- [What is required]: Give the records again word for word. Leave every picture out.

- [Exercise data]:

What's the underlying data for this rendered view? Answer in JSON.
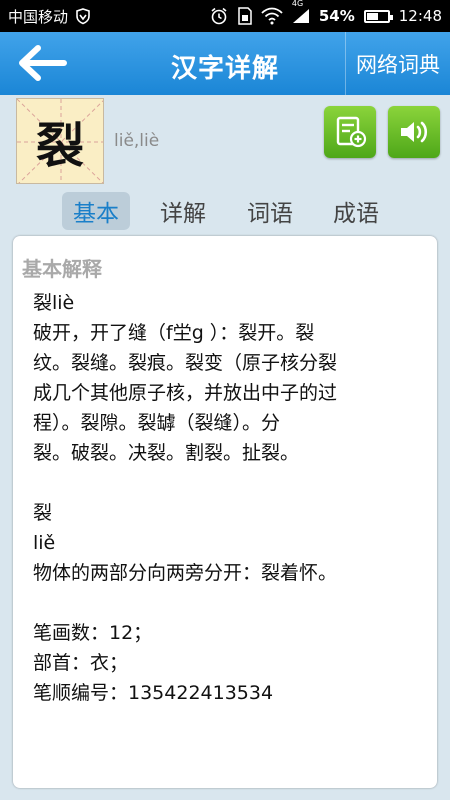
{
  "status_bar": {
    "carrier": "中国移动",
    "network": "4G",
    "battery": "54%",
    "battery_level": 0.54,
    "time": "12:48"
  },
  "app_bar": {
    "title": "汉字详解",
    "dict_button": "网络词典"
  },
  "character": {
    "char": "裂",
    "pinyin": "liě,liè"
  },
  "tabs": [
    {
      "label": "基本",
      "active": true
    },
    {
      "label": "详解",
      "active": false
    },
    {
      "label": "词语",
      "active": false
    },
    {
      "label": "成语",
      "active": false
    }
  ],
  "content": {
    "title": "基本解释",
    "lines": [
      "裂liè",
      "破开，开了缝（f坣g ）：裂开。裂",
      "纹。裂缝。裂痕。裂变（原子核分裂",
      "成几个其他原子核，并放出中子的过",
      "程）。裂隙。裂罅（裂缝）。分",
      "裂。破裂。决裂。割裂。扯裂。",
      "",
      "裂",
      "liě",
      "物体的两部分向两旁分开：裂着怀。",
      "",
      "笔画数：12；",
      "部首：衣；",
      "笔顺编号：135422413534"
    ]
  },
  "colors": {
    "app_bar": "#1b86d6",
    "accent_green": "#4ea719",
    "active_tab": "#1a7fc9",
    "background": "#d9e6ee"
  }
}
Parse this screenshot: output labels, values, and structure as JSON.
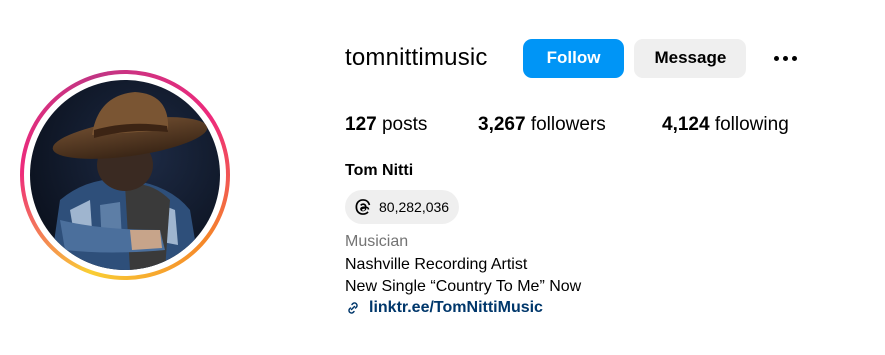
{
  "profile": {
    "username": "tomnittimusic",
    "follow_label": "Follow",
    "message_label": "Message",
    "more_icon": "more-options-icon",
    "stats": {
      "posts_count": "127",
      "posts_label": "posts",
      "followers_count": "3,267",
      "followers_label": "followers",
      "following_count": "4,124",
      "following_label": "following"
    },
    "full_name": "Tom Nitti",
    "threads_icon": "threads-icon",
    "threads_count": "80,282,036",
    "category": "Musician",
    "bio_line1": "Nashville Recording Artist",
    "bio_line2": "New Single “Country To Me” Now",
    "link_icon": "link-icon",
    "link_text": "linktr.ee/TomNittiMusic"
  },
  "colors": {
    "follow_button": "#0095f6",
    "message_button": "#efefef",
    "link": "#00376b",
    "category_text": "#737373"
  }
}
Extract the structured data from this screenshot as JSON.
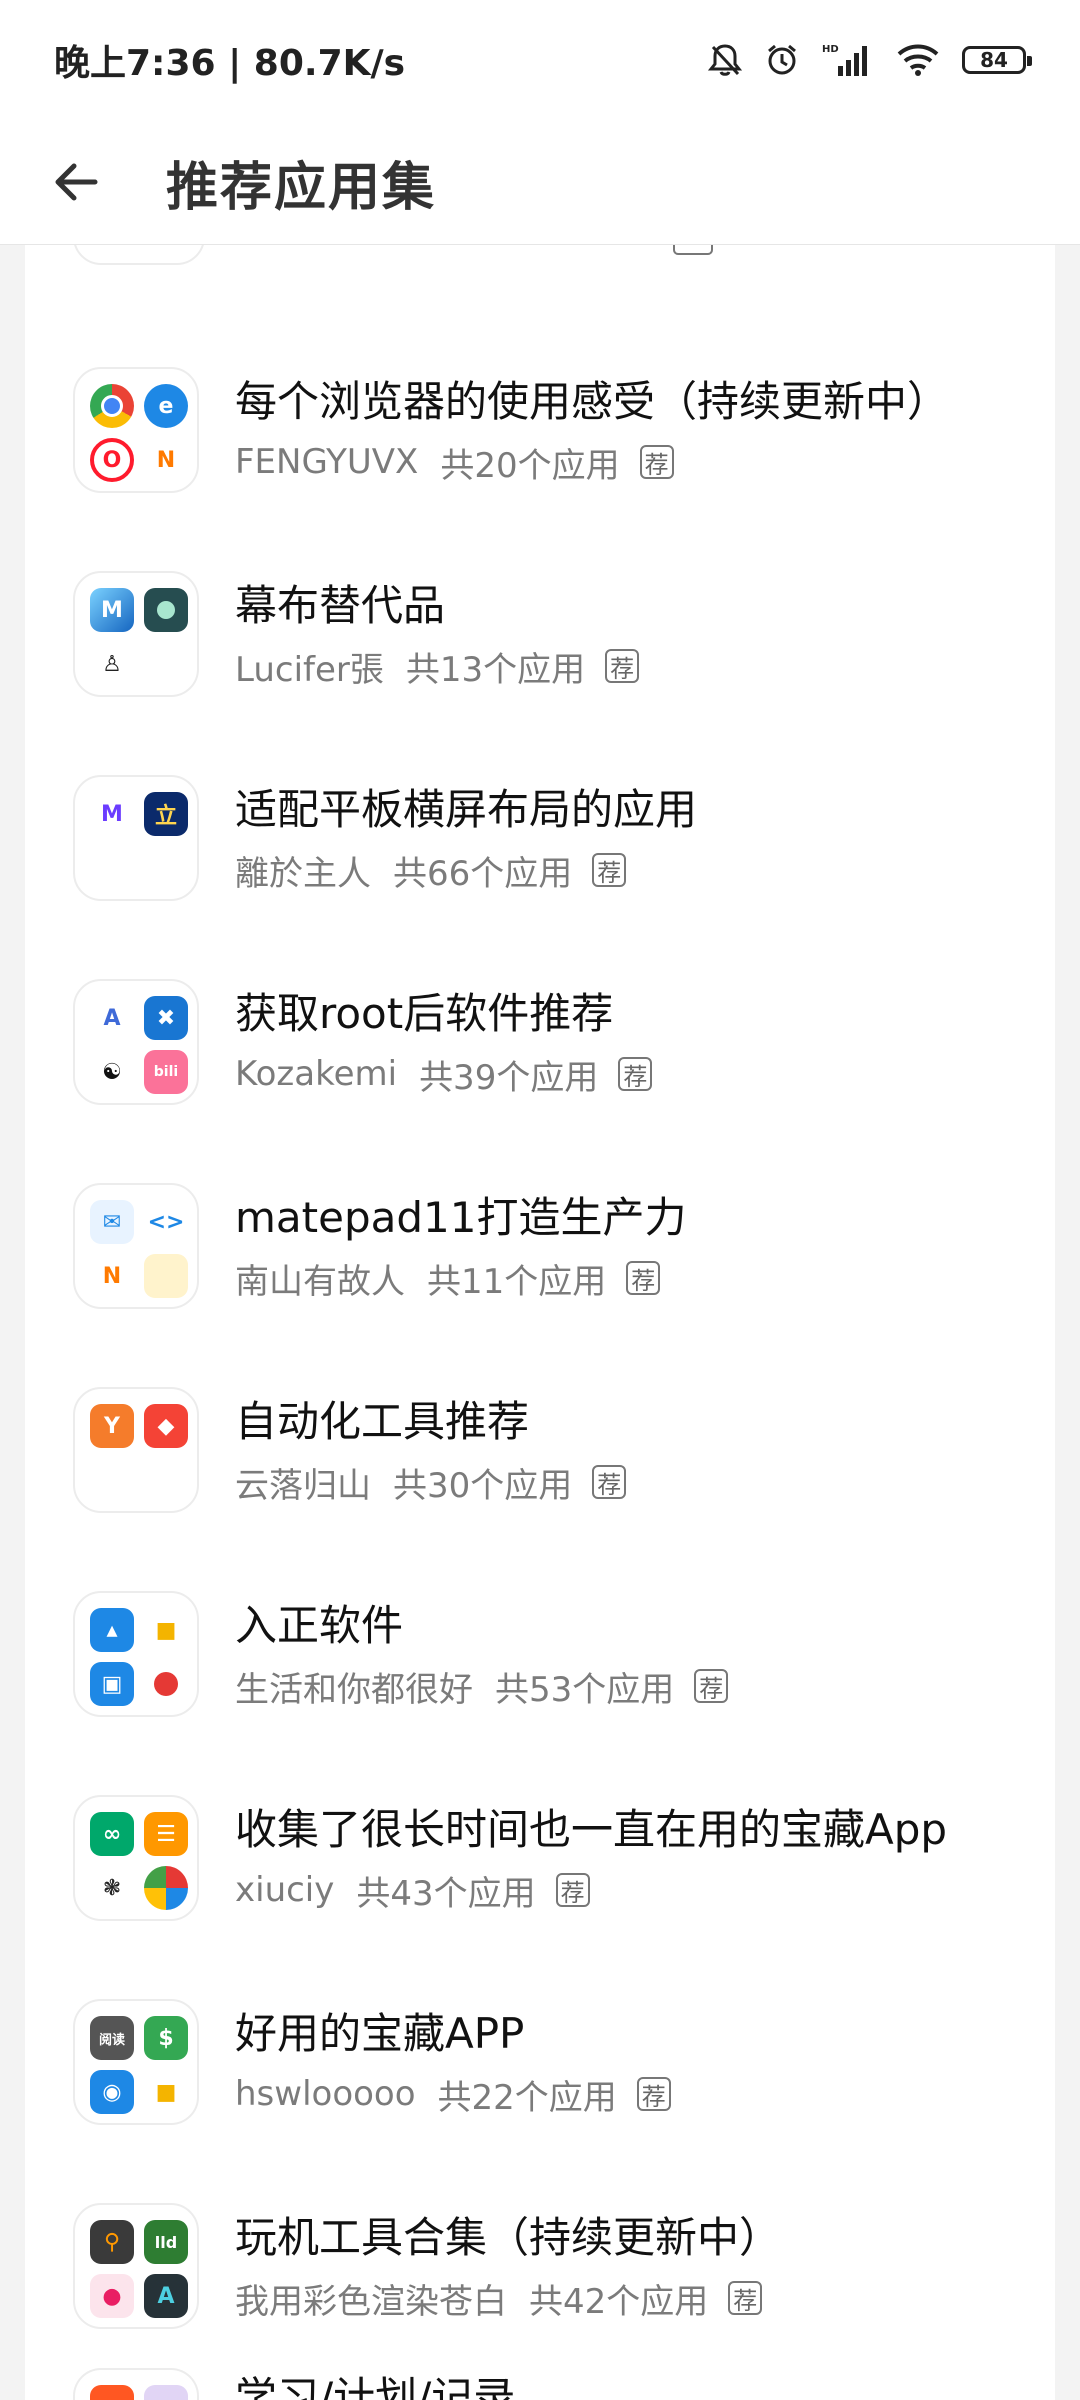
{
  "status_bar": {
    "time": "晚上7:36",
    "separator": "|",
    "speed": "80.7K/s",
    "battery": "84",
    "icons": [
      "bell-muted-icon",
      "alarm-icon",
      "hd-signal-icon",
      "wifi-icon",
      "battery-icon"
    ]
  },
  "header": {
    "back_icon": "arrow-left-icon",
    "title": "推荐应用集"
  },
  "tag_label": "荐",
  "collections": [
    {
      "title": "每个浏览器的使用感受（持续更新中）",
      "author": "FENGYUVX",
      "count": "共20个应用"
    },
    {
      "title": "幕布替代品",
      "author": "Lucifer張",
      "count": "共13个应用"
    },
    {
      "title": "适配平板横屏布局的应用",
      "author": "離於主人",
      "count": "共66个应用"
    },
    {
      "title": "获取root后软件推荐",
      "author": "Kozakemi",
      "count": "共39个应用"
    },
    {
      "title": "matepad11打造生产力",
      "author": "南山有故人",
      "count": "共11个应用"
    },
    {
      "title": "自动化工具推荐",
      "author": "云落归山",
      "count": "共30个应用"
    },
    {
      "title": "入正软件",
      "author": "生活和你都很好",
      "count": "共53个应用"
    },
    {
      "title": "收集了很长时间也一直在用的宝藏App",
      "author": "xiuciy",
      "count": "共43个应用"
    },
    {
      "title": "好用的宝藏APP",
      "author": "hswlooooo",
      "count": "共22个应用"
    },
    {
      "title": "玩机工具合集（持续更新中）",
      "author": "我用彩色渲染苍白",
      "count": "共42个应用"
    }
  ],
  "partial_next_title": "学习/计划/记录",
  "icon_glyphs": {
    "edge": "e",
    "opera": "O",
    "notion_like": "N",
    "mubu": "M",
    "li": "立",
    "fdroid": "A",
    "bilibili": "bili",
    "vscode": "<>",
    "ybox": "Y",
    "ai": "A",
    "lld": "lld",
    "yuedu": "阅读"
  },
  "colors": {
    "header_bg": "#ffffff",
    "page_bg": "#f3f3f3",
    "title_text": "#111111",
    "meta_text": "#7b7b7b",
    "tag_border": "#777777"
  }
}
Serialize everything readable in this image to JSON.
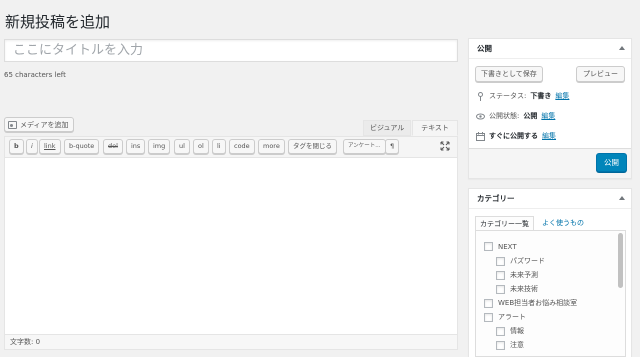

- [Solution to the problem]:
What's the underlying data for this rendered view? Answer in JSON.
{
  "status_bar": {
    "carrier": "中国移动",
    "network": "4G",
    "battery": "54%",
    "battery_level": 0.54,
    "time": "12:48"
  },
  "app_bar": {
    "title": "汉字详解",
    "dict_button": "网络词典"
  },
  "character": {
    "char": "裂",
    "pinyin": "liě,liè"
  },
  "tabs": [
    {
      "label": "基本",
      "active": true
    },
    {
      "label": "详解",
      "active": false
    },
    {
      "label": "词语",
      "active": false
    },
    {
      "label": "成语",
      "active": false
    }
  ],
  "content": {
    "title": "基本解释",
    "lines": [
      "裂liè",
      "破开，开了缝（f坣g ）：裂开。裂",
      "纹。裂缝。裂痕。裂变（原子核分裂",
      "成几个其他原子核，并放出中子的过",
      "程）。裂隙。裂罅（裂缝）。分",
      "裂。破裂。决裂。割裂。扯裂。",
      "",
      "裂",
      "liě",
      "物体的两部分向两旁分开：裂着怀。",
      "",
      "笔画数：12；",
      "部首：衣；",
      "笔顺编号：135422413534"
    ]
  },
  "colors": {
    "app_bar": "#1b86d6",
    "accent_green": "#4ea719",
    "active_tab": "#1a7fc9",
    "background": "#d9e6ee"
  }
}
Parse this screenshot: output labels, values, and structure as JSON.
{
  "profile": {
    "username": "tomnittimusic",
    "follow_label": "Follow",
    "message_label": "Message",
    "more_icon": "more-options-icon",
    "stats": {
      "posts_count": "127",
      "posts_label": "posts",
      "followers_count": "3,267",
      "followers_label": "followers",
      "following_count": "4,124",
      "following_label": "following"
    },
    "full_name": "Tom Nitti",
    "threads_icon": "threads-icon",
    "threads_count": "80,282,036",
    "category": "Musician",
    "bio_line1": "Nashville Recording Artist",
    "bio_line2": "New Single “Country To Me” Now",
    "link_icon": "link-icon",
    "link_text": "linktr.ee/TomNittiMusic"
  },
  "colors": {
    "follow_button": "#0095f6",
    "message_button": "#efefef",
    "link": "#00376b",
    "category_text": "#737373"
  }
}
Extract the structured data from this screenshot as JSON.
{
  "status_bar": {
    "time": "晚上7:36",
    "separator": "|",
    "speed": "80.7K/s",
    "battery": "84",
    "icons": [
      "bell-muted-icon",
      "alarm-icon",
      "hd-signal-icon",
      "wifi-icon",
      "battery-icon"
    ]
  },
  "header": {
    "back_icon": "arrow-left-icon",
    "title": "推荐应用集"
  },
  "tag_label": "荐",
  "collections": [
    {
      "title": "每个浏览器的使用感受（持续更新中）",
      "author": "FENGYUVX",
      "count": "共20个应用"
    },
    {
      "title": "幕布替代品",
      "author": "Lucifer張",
      "count": "共13个应用"
    },
    {
      "title": "适配平板横屏布局的应用",
      "author": "離於主人",
      "count": "共66个应用"
    },
    {
      "title": "获取root后软件推荐",
      "author": "Kozakemi",
      "count": "共39个应用"
    },
    {
      "title": "matepad11打造生产力",
      "author": "南山有故人",
      "count": "共11个应用"
    },
    {
      "title": "自动化工具推荐",
      "author": "云落归山",
      "count": "共30个应用"
    },
    {
      "title": "入正软件",
      "author": "生活和你都很好",
      "count": "共53个应用"
    },
    {
      "title": "收集了很长时间也一直在用的宝藏App",
      "author": "xiuciy",
      "count": "共43个应用"
    },
    {
      "title": "好用的宝藏APP",
      "author": "hswlooooo",
      "count": "共22个应用"
    },
    {
      "title": "玩机工具合集（持续更新中）",
      "author": "我用彩色渲染苍白",
      "count": "共42个应用"
    }
  ],
  "partial_next_title": "学习/计划/记录",
  "icon_glyphs": {
    "edge": "e",
    "opera": "O",
    "notion_like": "N",
    "mubu": "M",
    "li": "立",
    "fdroid": "A",
    "bilibili": "bili",
    "vscode": "<>",
    "ybox": "Y",
    "ai": "A",
    "lld": "lld",
    "yuedu": "阅读"
  },
  "colors": {
    "header_bg": "#ffffff",
    "page_bg": "#f3f3f3",
    "title_text": "#111111",
    "meta_text": "#7b7b7b",
    "tag_border": "#777777"
  }
}
Serialize everything readable in this image to JSON.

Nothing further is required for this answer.